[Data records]
•••

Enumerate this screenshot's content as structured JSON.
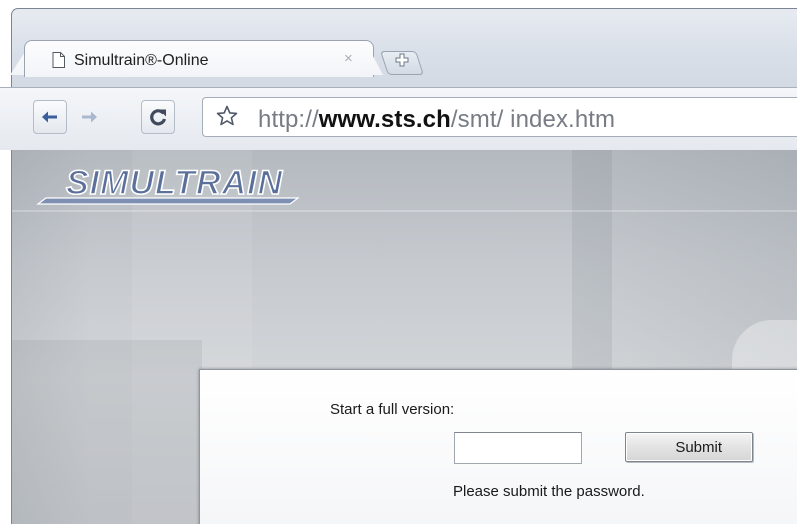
{
  "browser": {
    "tab": {
      "title": "Simultrain®-Online",
      "close_glyph": "×",
      "icon": "page-icon"
    },
    "new_tab_icon": "new-tab-icon",
    "toolbar": {
      "back_icon": "back-arrow-icon",
      "forward_icon": "forward-arrow-icon",
      "reload_icon": "reload-icon",
      "bookmark_icon": "star-icon"
    },
    "address_bar": {
      "scheme": "http://",
      "host": "www.sts.ch",
      "path": "/smt/",
      "file": " index.htm"
    }
  },
  "page": {
    "logo_text": "SIMULTRAIN",
    "login": {
      "prompt": "Start a full version:",
      "password_value": "",
      "submit_label": "Submit",
      "hint": "Please submit the password."
    }
  },
  "colors": {
    "logo_fill": "#5a6f9a",
    "logo_outline": "#ffffff",
    "tab_border": "#9aa3b0",
    "accent_arrow": "#3b5e9c"
  }
}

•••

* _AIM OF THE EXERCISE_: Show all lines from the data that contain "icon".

* _COMPLETED TASK_:
      "icon": "page-icon"
    "new_tab_icon": "new-tab-icon",
      "back_icon": "back-arrow-icon",
      "forward_icon": "forward-arrow-icon",
      "reload_icon": "reload-icon",
      "bookmark_icon": "star-icon"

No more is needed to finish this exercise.